Now one metro mother wonders if this new specialist would’ve saved her daughter’s life.
“The minute I open my eyes, I think of her. When I go to bed at night she's the last one I think of.”
For Beverly Stewart, it feels like it was just yesterday. She heard over the radio, a 47-year-old was shot and killed by police in her Prairie Village apartment.
“I thought 'Oh my god, I hope it's not Susan,'" Stewart said.
But it was. Police responded to a 911 call from Susan Stuckey. She was suicidal, threatening to burn down the complex. Officers broke down her door and Stuckey had a knife.
An officer shot her three times, killing her.
“You go through, 'I should've, I could've I would've.' You think about all those things,” Stewart said.
Stewart said her daughter had been raped twice and battled a deep depression. While the department said it followed protocol, Stewart wishes more could have been done to save her daughter’s life.
“That was the worst day of my entire life. I'll never get over it.”
Although the department’s newest initiative might not have saved Susan, Steward believes it will save people who face the same battles her daughter did.
This year, ten police departments in Johnson County are teaming up with a trained specialist to help them respond to mental health calls. The specialist will work the hours those calls come in most frequently and be available to help all the departments.
“There could be many people out there, whose lives could be saved by having this specialist.”

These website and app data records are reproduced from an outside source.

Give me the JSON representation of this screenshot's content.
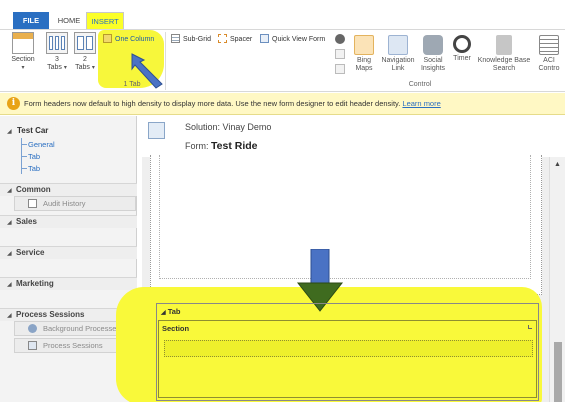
{
  "ribbon_tabs": {
    "file": "FILE",
    "home": "HOME",
    "insert": "INSERT"
  },
  "ribbon": {
    "section": {
      "label": "Section",
      "dropdown": "▾"
    },
    "three_tabs": {
      "line1": "3",
      "line2": "Tabs",
      "dropdown": "▾"
    },
    "two_tabs": {
      "line1": "2",
      "line2": "Tabs",
      "dropdown": "▾"
    },
    "one_column": "One Column",
    "group_1tab": "1 Tab",
    "sub_grid": "Sub-Grid",
    "spacer": "Spacer",
    "quick_view_form": "Quick View Form",
    "bing_maps": {
      "line1": "Bing",
      "line2": "Maps"
    },
    "navigation_link": {
      "line1": "Navigation",
      "line2": "Link"
    },
    "social_insights": {
      "line1": "Social",
      "line2": "Insights"
    },
    "timer": "Timer",
    "knowledge_base_search": {
      "line1": "Knowledge Base",
      "line2": "Search"
    },
    "aci_control": {
      "line1": "ACI",
      "line2": "Contro"
    },
    "group_control": "Control"
  },
  "notice": {
    "text": "Form headers now default to high density to display more data. Use the new form designer to edit header density.",
    "link": "Learn more"
  },
  "leftnav": {
    "entity": "Test Car",
    "links": [
      "General",
      "Tab",
      "Tab"
    ],
    "categories": {
      "common": "Common",
      "sales": "Sales",
      "service": "Service",
      "marketing": "Marketing",
      "process_sessions": "Process Sessions"
    },
    "audit_history": "Audit History",
    "background_processes": "Background Processes",
    "process_sessions_item": "Process Sessions"
  },
  "form": {
    "solution_label": "Solution: Vinay Demo",
    "form_prefix": "Form:",
    "form_name": "Test Ride",
    "tab_label": "Tab",
    "section_label": "Section"
  },
  "colors": {
    "highlight": "#f9f93a",
    "arrow_blue": "#4a72c4",
    "arrow_green": "#3f6b1f",
    "file_tab": "#2a6fc2"
  }
}
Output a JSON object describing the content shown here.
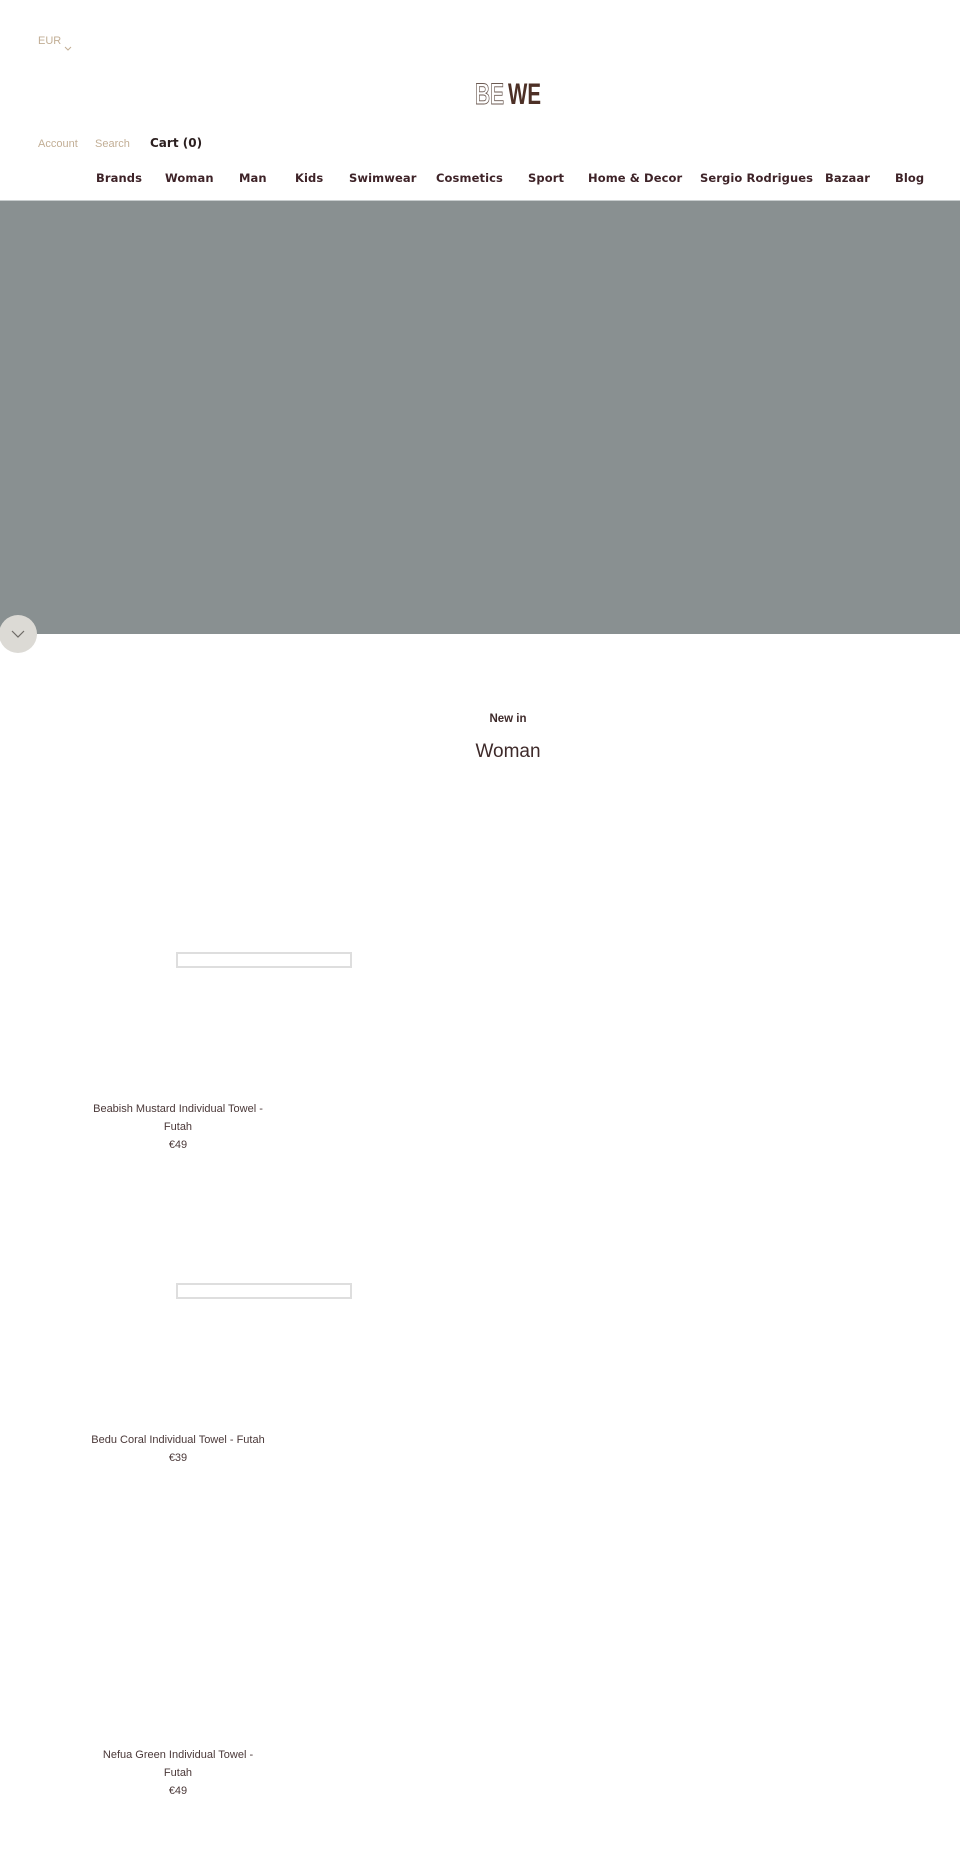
{
  "header": {
    "currency": "EUR",
    "logo": {
      "left": "BE",
      "right": "WE"
    },
    "links": {
      "account": "Account",
      "search": "Search",
      "cart": "Cart (0)"
    }
  },
  "nav": {
    "items": [
      {
        "label": "Brands"
      },
      {
        "label": "Woman"
      },
      {
        "label": "Man"
      },
      {
        "label": "Kids"
      },
      {
        "label": "Swimwear"
      },
      {
        "label": "Cosmetics"
      },
      {
        "label": "Sport"
      },
      {
        "label": "Home & Decor"
      },
      {
        "label": "Sergio Rodrigues"
      },
      {
        "label": "Bazaar"
      },
      {
        "label": "Blog"
      }
    ]
  },
  "colors": {
    "brand_dark": "#4d3026",
    "accent_tan": "#c2ae95",
    "hero_bg": "#899091"
  },
  "section": {
    "eyebrow": "New in",
    "title": "Woman"
  },
  "products": [
    {
      "name": "Beabish Mustard Individual Towel - Futah",
      "price": "€49"
    },
    {
      "name": "Bedu Coral Individual Towel - Futah",
      "price": "€39"
    },
    {
      "name": "Nefua Green Individual Towel - Futah",
      "price": "€49"
    }
  ]
}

The ten cities will split the cost of the specialist -- $95,000. The specialist will start at this department later on this year.